Input for this task ▸
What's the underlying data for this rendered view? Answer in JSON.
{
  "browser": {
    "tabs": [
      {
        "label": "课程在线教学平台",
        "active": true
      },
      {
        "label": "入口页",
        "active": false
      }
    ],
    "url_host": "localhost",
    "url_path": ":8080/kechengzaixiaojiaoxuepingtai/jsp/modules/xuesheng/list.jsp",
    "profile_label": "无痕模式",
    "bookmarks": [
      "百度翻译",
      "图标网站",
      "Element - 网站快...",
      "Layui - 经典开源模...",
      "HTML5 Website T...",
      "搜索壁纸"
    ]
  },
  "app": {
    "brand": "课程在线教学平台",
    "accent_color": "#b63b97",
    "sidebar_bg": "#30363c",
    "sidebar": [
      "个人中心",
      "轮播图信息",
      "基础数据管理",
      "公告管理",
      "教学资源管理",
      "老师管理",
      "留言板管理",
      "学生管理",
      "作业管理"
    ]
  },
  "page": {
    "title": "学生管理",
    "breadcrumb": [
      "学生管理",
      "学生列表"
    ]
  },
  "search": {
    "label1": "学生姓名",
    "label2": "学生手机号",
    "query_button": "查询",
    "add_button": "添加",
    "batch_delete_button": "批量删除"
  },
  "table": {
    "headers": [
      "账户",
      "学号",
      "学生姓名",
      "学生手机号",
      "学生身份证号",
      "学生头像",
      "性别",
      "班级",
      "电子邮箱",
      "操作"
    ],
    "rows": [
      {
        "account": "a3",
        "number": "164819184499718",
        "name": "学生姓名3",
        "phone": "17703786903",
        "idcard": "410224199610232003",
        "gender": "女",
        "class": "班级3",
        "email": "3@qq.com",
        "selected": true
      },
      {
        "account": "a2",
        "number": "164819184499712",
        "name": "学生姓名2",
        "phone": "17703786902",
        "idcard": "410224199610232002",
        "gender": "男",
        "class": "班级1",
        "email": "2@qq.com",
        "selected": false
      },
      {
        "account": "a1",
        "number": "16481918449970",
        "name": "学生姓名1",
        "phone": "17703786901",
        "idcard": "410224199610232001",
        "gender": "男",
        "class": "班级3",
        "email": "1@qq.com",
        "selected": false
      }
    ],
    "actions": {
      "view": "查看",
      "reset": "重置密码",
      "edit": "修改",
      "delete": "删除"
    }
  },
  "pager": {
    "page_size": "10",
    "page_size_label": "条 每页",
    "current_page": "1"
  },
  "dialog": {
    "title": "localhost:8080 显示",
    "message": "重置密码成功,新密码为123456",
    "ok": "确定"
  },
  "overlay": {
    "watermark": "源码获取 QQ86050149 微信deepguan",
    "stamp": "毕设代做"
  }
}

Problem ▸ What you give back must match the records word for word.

Answer to this exercise ▸
What's the underlying data for this rendered view? Answer in JSON.
{
  "browser": {
    "tabs": [
      {
        "label": "课程在线教学平台",
        "active": true
      },
      {
        "label": "入口页",
        "active": false
      }
    ],
    "url_host": "localhost",
    "url_path": ":8080/kechengzaixiaojiaoxuepingtai/jsp/modules/xuesheng/list.jsp",
    "profile_label": "无痕模式",
    "bookmarks": [
      "百度翻译",
      "图标网站",
      "Element - 网站快...",
      "Layui - 经典开源模...",
      "HTML5 Website T...",
      "搜索壁纸"
    ]
  },
  "app": {
    "brand": "课程在线教学平台",
    "accent_color": "#b63b97",
    "sidebar_bg": "#30363c",
    "sidebar": [
      "个人中心",
      "轮播图信息",
      "基础数据管理",
      "公告管理",
      "教学资源管理",
      "老师管理",
      "留言板管理",
      "学生管理",
      "作业管理"
    ]
  },
  "page": {
    "title": "学生管理",
    "breadcrumb": [
      "学生管理",
      "学生列表"
    ]
  },
  "search": {
    "label1": "学生姓名",
    "label2": "学生手机号",
    "query_button": "查询",
    "add_button": "添加",
    "batch_delete_button": "批量删除"
  },
  "table": {
    "headers": [
      "账户",
      "学号",
      "学生姓名",
      "学生手机号",
      "学生身份证号",
      "学生头像",
      "性别",
      "班级",
      "电子邮箱",
      "操作"
    ],
    "rows": [
      {
        "account": "a3",
        "number": "164819184499718",
        "name": "学生姓名3",
        "phone": "17703786903",
        "idcard": "410224199610232003",
        "gender": "女",
        "class": "班级3",
        "email": "3@qq.com",
        "selected": true
      },
      {
        "account": "a2",
        "number": "164819184499712",
        "name": "学生姓名2",
        "phone": "17703786902",
        "idcard": "410224199610232002",
        "gender": "男",
        "class": "班级1",
        "email": "2@qq.com",
        "selected": false
      },
      {
        "account": "a1",
        "number": "16481918449970",
        "name": "学生姓名1",
        "phone": "17703786901",
        "idcard": "410224199610232001",
        "gender": "男",
        "class": "班级3",
        "email": "1@qq.com",
        "selected": false
      }
    ],
    "actions": {
      "view": "查看",
      "reset": "重置密码",
      "edit": "修改",
      "delete": "删除"
    }
  },
  "pager": {
    "page_size": "10",
    "page_size_label": "条 每页",
    "current_page": "1"
  },
  "dialog": {
    "title": "localhost:8080 显示",
    "message": "重置密码成功,新密码为123456",
    "ok": "确定"
  },
  "overlay": {
    "watermark": "源码获取 QQ86050149 微信deepguan",
    "stamp": "毕设代做"
  }
}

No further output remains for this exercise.